And when we look back in five years, that same laser focus, that same zeal, that same "niche thinking" will have been the competitive advantage that enabled some of those upstarts to utterly disrupt their field. And you.

I recently read an overview of a case study on Blockbuster versus Netflix. I'm as guilty as any meritocratic nerd of thinking that Blockbuster was "dumb" and Netflix was "smart," but the funny thing about it is that Blockbuster did everything right—they weren't blindsided by Netflix, they weren't victims of corporate arrogance, and they sure as hell weren't "dumb"—they thoroughly analyzed the opportunity early on. What they found was that the existing and projected mail order DVD market was far smaller and had thinner margins than their existing—and very successful—model. Netflix, on the other hand, didn't have any business to compare their model to. To Netflix, small margins and a small market were better than no margins and no market at all.
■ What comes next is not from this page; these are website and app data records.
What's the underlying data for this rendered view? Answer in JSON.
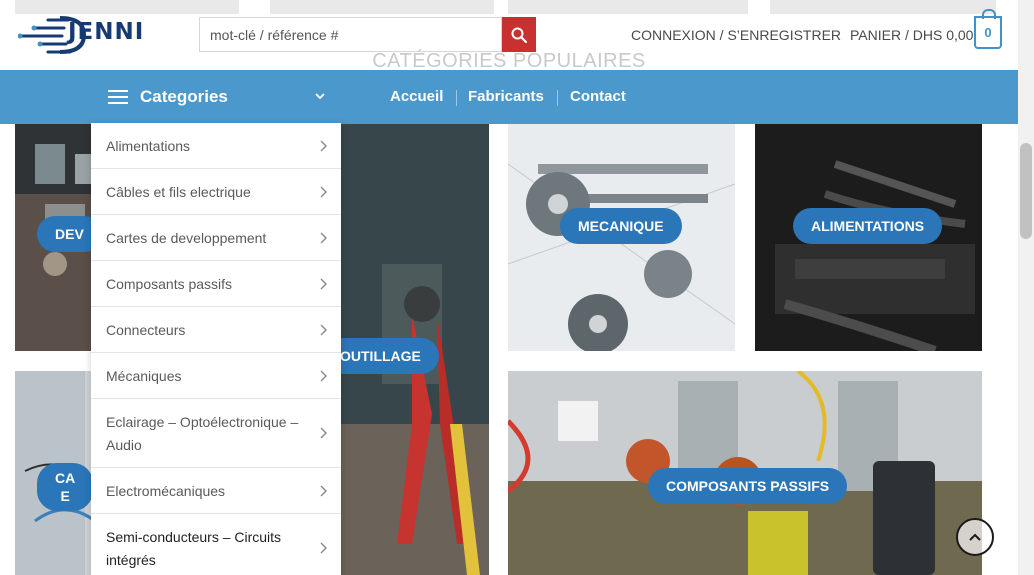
{
  "header": {
    "logo_text": "JENNI",
    "search": {
      "placeholder": "mot-clé / référence #"
    },
    "login_label": "CONNEXION / S’ENREGISTRER",
    "cart_label": "PANIER / DHS 0,00",
    "cart_count": "0"
  },
  "section_title": "CATÉGORIES POPULAIRES",
  "nav": {
    "categories_label": "Categories",
    "links": [
      "Accueil",
      "Fabricants",
      "Contact"
    ]
  },
  "dropdown": {
    "items": [
      "Alimentations",
      "Câbles et fils electrique",
      "Cartes de developpement",
      "Composants passifs",
      "Connecteurs",
      "Mécaniques",
      "Eclairage – Optoélectronique – Audio",
      "Electromécaniques",
      "Semi-conducteurs – Circuits intégrés"
    ]
  },
  "tiles": {
    "dev_label": "DEV",
    "outillage_label": "OUTILLAGE",
    "mecanique_label": "MECANIQUE",
    "alimentations_label": "ALIMENTATIONS",
    "cables_label_1": "CA",
    "cables_label_2": "E",
    "composants_label": "COMPOSANTS PASSIFS"
  },
  "colors": {
    "nav_bg": "#4b98cc",
    "accent_blue": "#2a76b8",
    "search_button": "#c8312f",
    "logo_blue": "#163b72"
  }
}
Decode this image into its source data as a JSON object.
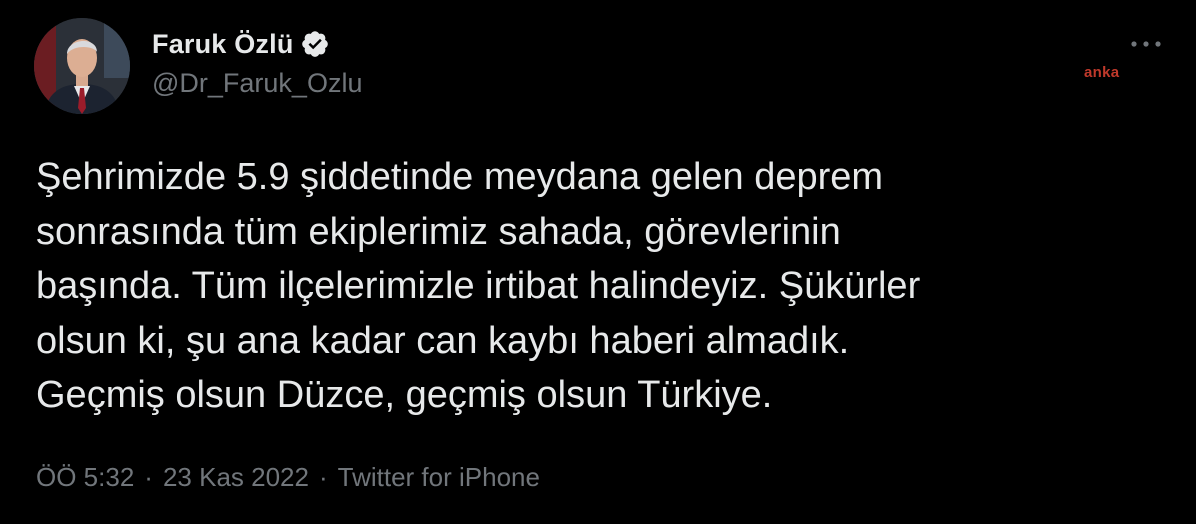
{
  "author": {
    "display_name": "Faruk Özlü",
    "handle": "@Dr_Faruk_Ozlu",
    "verified": true,
    "avatar_icon": "profile-photo"
  },
  "watermark": "anka",
  "tweet": {
    "text": "Şehrimizde 5.9 şiddetinde meydana gelen deprem\nsonrasında tüm ekiplerimiz sahada, görevlerinin\nbaşında. Tüm ilçelerimizle irtibat halindeyiz. Şükürler\nolsun ki, şu ana kadar can kaybı haberi almadık.\nGeçmiş olsun Düzce, geçmiş olsun Türkiye."
  },
  "meta": {
    "time": "ÖÖ 5:32",
    "date": "23 Kas 2022",
    "source": "Twitter for iPhone",
    "separator": "·"
  },
  "colors": {
    "background": "#000000",
    "primary_text": "#e7e9ea",
    "secondary_text": "#71767b",
    "watermark": "#c0392b"
  },
  "icons": {
    "verified": "verified-badge-icon",
    "more": "more-dots-icon"
  }
}
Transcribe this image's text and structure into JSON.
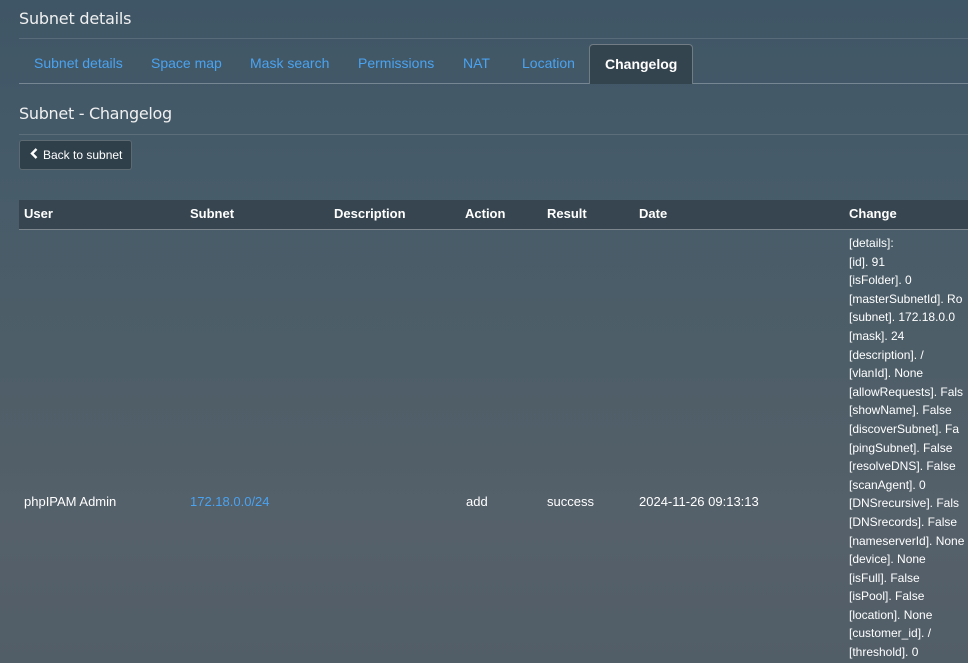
{
  "header": {
    "title": "Subnet details"
  },
  "tabs": [
    {
      "label": "Subnet details",
      "active": false
    },
    {
      "label": "Space map",
      "active": false
    },
    {
      "label": "Mask search",
      "active": false
    },
    {
      "label": "Permissions",
      "active": false
    },
    {
      "label": "NAT",
      "active": false
    },
    {
      "label": "Location",
      "active": false
    },
    {
      "label": "Changelog",
      "active": true
    }
  ],
  "section": {
    "title": "Subnet - Changelog"
  },
  "back_button": {
    "label": "Back to subnet",
    "icon": "chevron-left-icon"
  },
  "table": {
    "columns": [
      "User",
      "Subnet",
      "Description",
      "Action",
      "Result",
      "Date",
      "Change"
    ],
    "rows": [
      {
        "user": "phpIPAM Admin",
        "subnet": "172.18.0.0/24",
        "description": "",
        "action": "add",
        "result": "success",
        "date": "2024-11-26 09:13:13",
        "change": [
          "[details]:",
          "[id]. 91",
          "[isFolder]. 0",
          "[masterSubnetId]. Ro",
          "[subnet]. 172.18.0.0",
          "[mask]. 24",
          "[description]. /",
          "[vlanId]. None",
          "[allowRequests]. Fals",
          "[showName]. False",
          "[discoverSubnet]. Fa",
          "[pingSubnet]. False",
          "[resolveDNS]. False",
          "[scanAgent]. 0",
          "[DNSrecursive]. Fals",
          "[DNSrecords]. False",
          "[nameserverId]. None",
          "[device]. None",
          "[isFull]. False",
          "[isPool]. False",
          "[location]. None",
          "[customer_id]. /",
          "[threshold]. 0"
        ]
      }
    ]
  },
  "colors": {
    "link": "#4aa3f0",
    "text": "#ffffff",
    "header_bg": "#36454f"
  }
}
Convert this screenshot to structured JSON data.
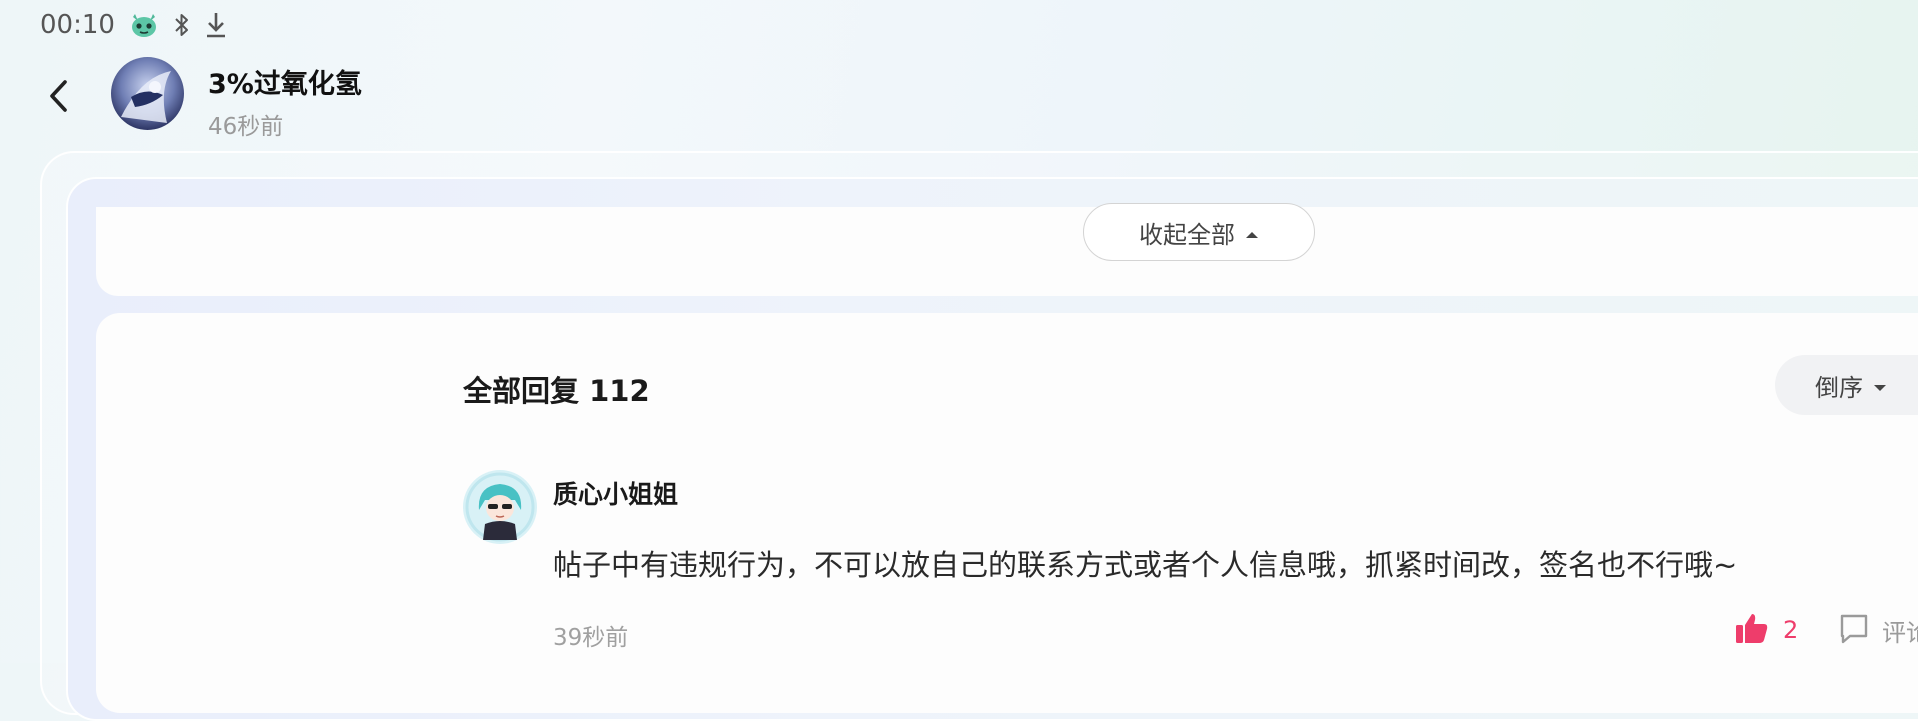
{
  "status_bar": {
    "time": "00:10",
    "icons": [
      "app-mascot-icon",
      "bluetooth-icon",
      "download-icon"
    ]
  },
  "header": {
    "back_icon": "chevron-left-icon",
    "title": "3%过氧化氢",
    "time": "46秒前"
  },
  "post": {
    "collapse_label": "收起全部",
    "collapse_icon": "caret-up-icon"
  },
  "replies": {
    "title": "全部回复 112",
    "sort_label": "倒序",
    "sort_icon": "caret-down-icon",
    "items": [
      {
        "author": "质心小姐姐",
        "text": "帖子中有违规行为，不可以放自己的联系方式或者个人信息哦，抓紧时间改，签名也不行哦~",
        "time": "39秒前",
        "likes": "2",
        "reply_label": "评论"
      }
    ]
  },
  "colors": {
    "accent_like": "#ee3d6b",
    "muted_text": "#9a9a9a"
  }
}
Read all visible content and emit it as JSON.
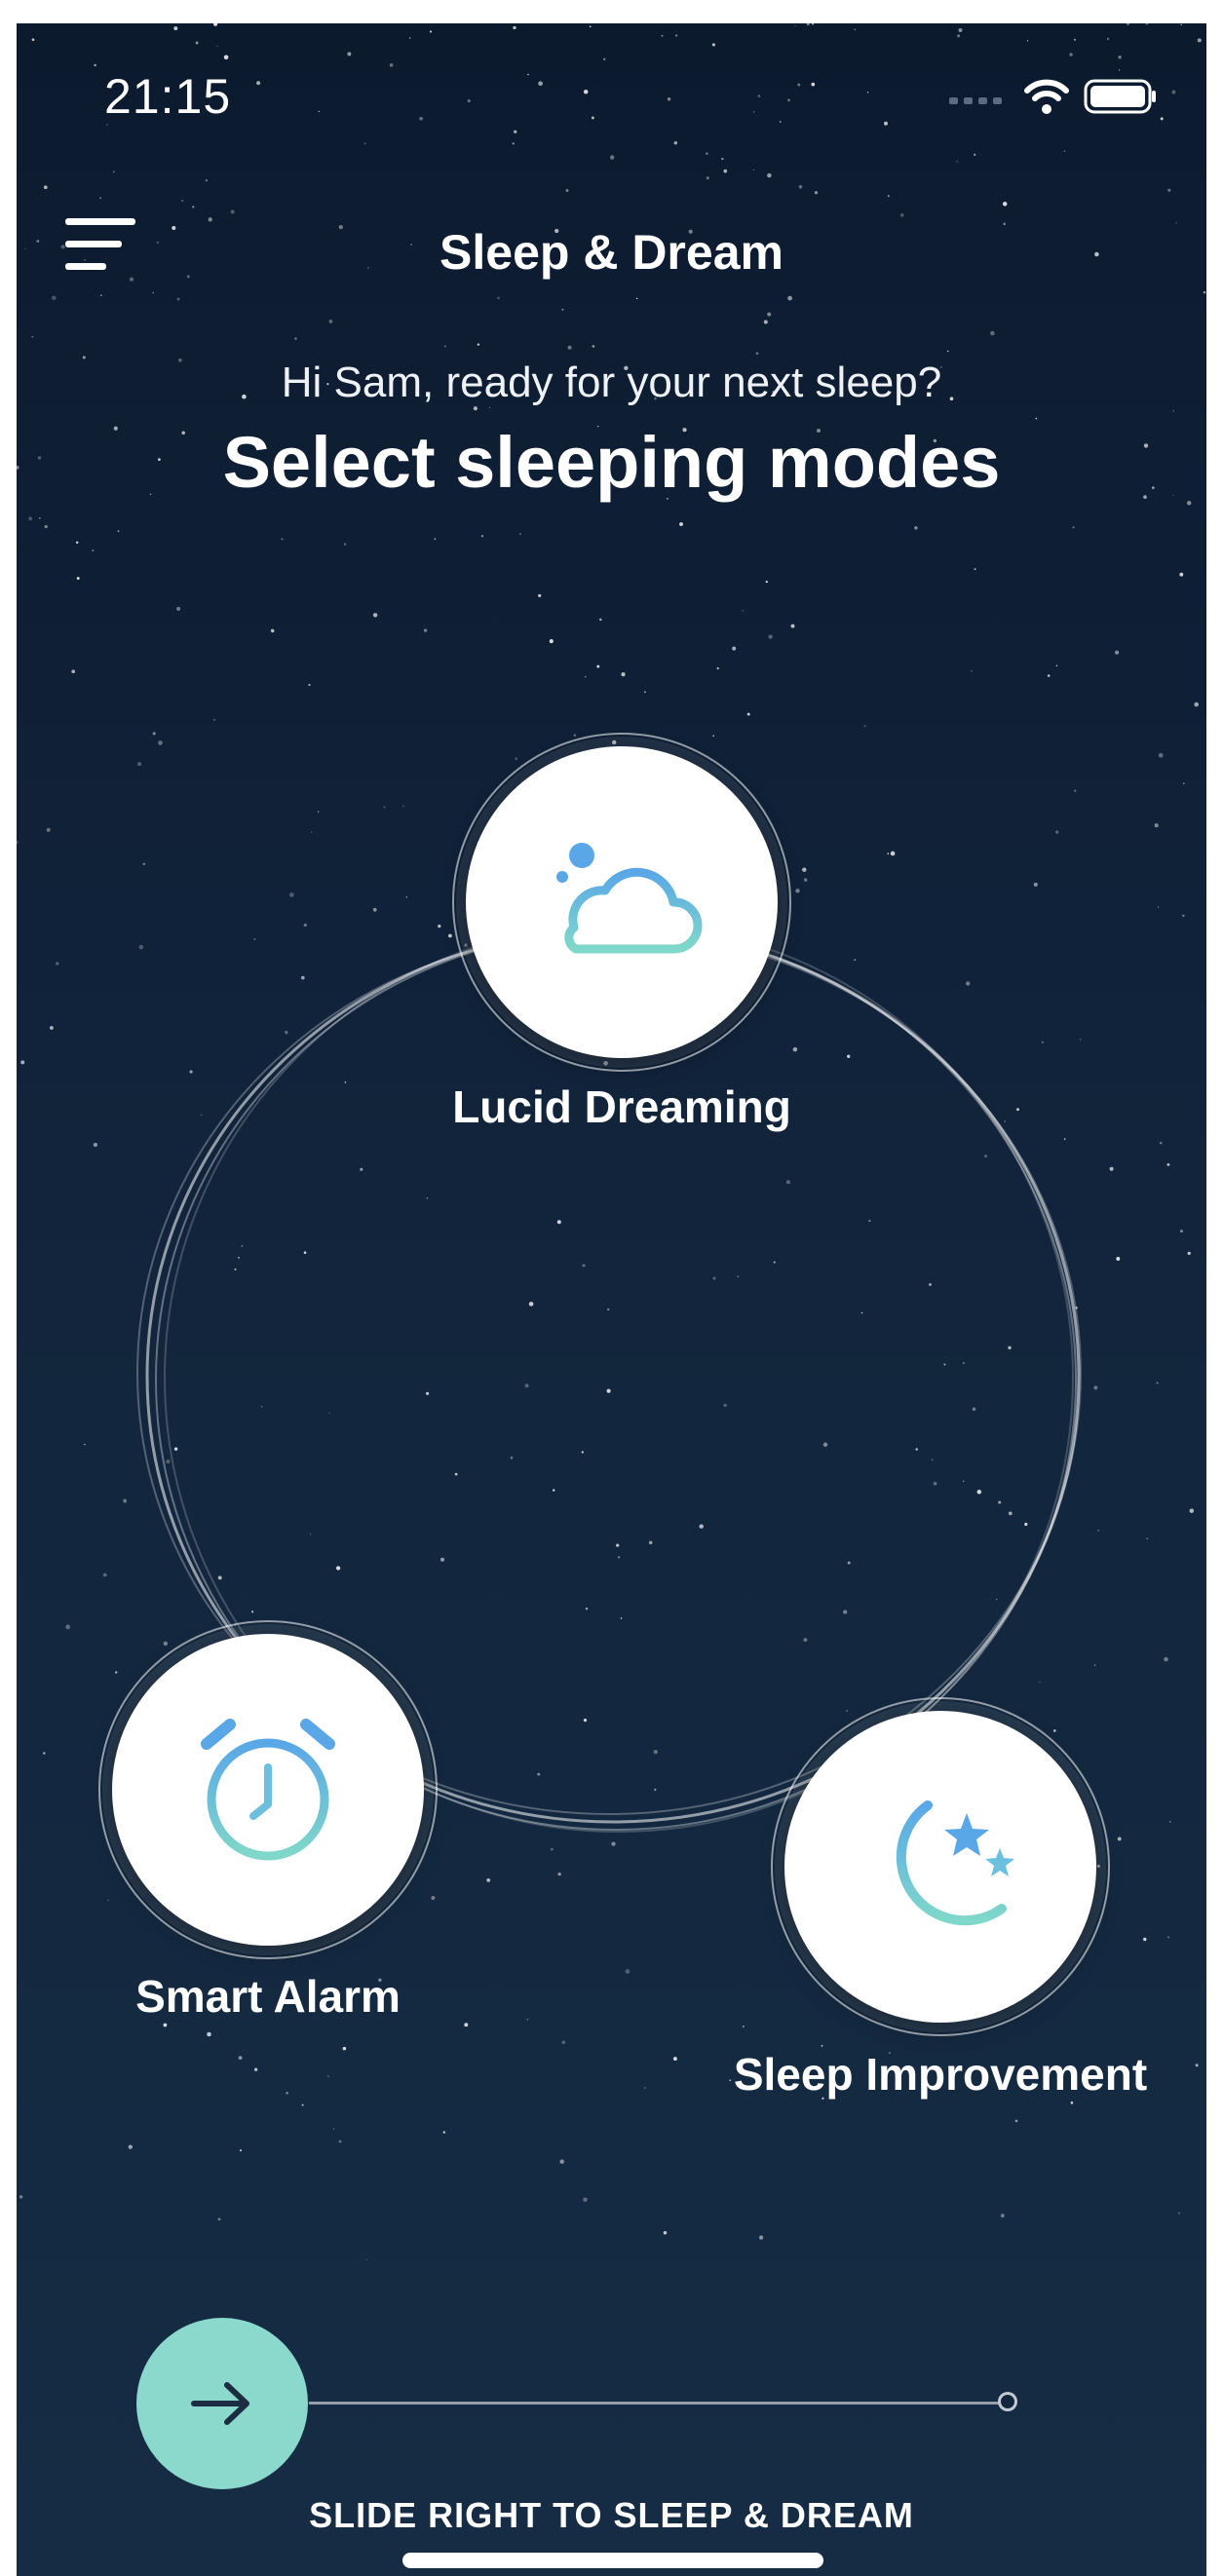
{
  "status_bar": {
    "time": "21:15",
    "icons": [
      "signal-icon",
      "wifi-icon",
      "battery-icon"
    ]
  },
  "header": {
    "title": "Sleep & Dream",
    "menu_icon": "menu-icon"
  },
  "greeting": "Hi Sam, ready for your next sleep?",
  "headline": "Select sleeping modes",
  "modes": [
    {
      "label": "Lucid Dreaming",
      "icon": "cloud-icon"
    },
    {
      "label": "Smart Alarm",
      "icon": "alarm-clock-icon"
    },
    {
      "label": "Sleep Improvement",
      "icon": "moon-stars-icon"
    }
  ],
  "slider": {
    "label": "SLIDE RIGHT TO SLEEP & DREAM",
    "icon": "arrow-right-icon",
    "progress": 0
  },
  "colors": {
    "background_top": "#0c1a2e",
    "background_bottom": "#152c44",
    "accent_teal": "#8bd9cc",
    "icon_blue": "#5aa7e8",
    "icon_teal": "#7fd8c9"
  }
}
Blockbuster would've done well to analyze the opportunity not in terms of their existing business, but whether that existing business would be there at all in five years. That's easy for us to say now, with the benefit of hindsight. But if you're at the helm of a growing business with billions in revenue and extraordinary margins, would you have interpreted the analysis differently? I don't know if I would have. Or could have.

My personal take is that just about everyone in the web application business is smack dab in the middle of a similar textbook example of the Innovator's Dilemma. Established web application companies aren't wrong to focus on what's made them successful—I mean, it's called a dilemma for a reason: It's extremely difficult to tend your garden (the smart thing) whilst at the same time turning it over (also the smart thing).

But regardless of how difficult the dilemma may be, you're going to want to do your level best to solve it: Your industry's Netflix is out there—that much is certain.

AuthorArt Gillespie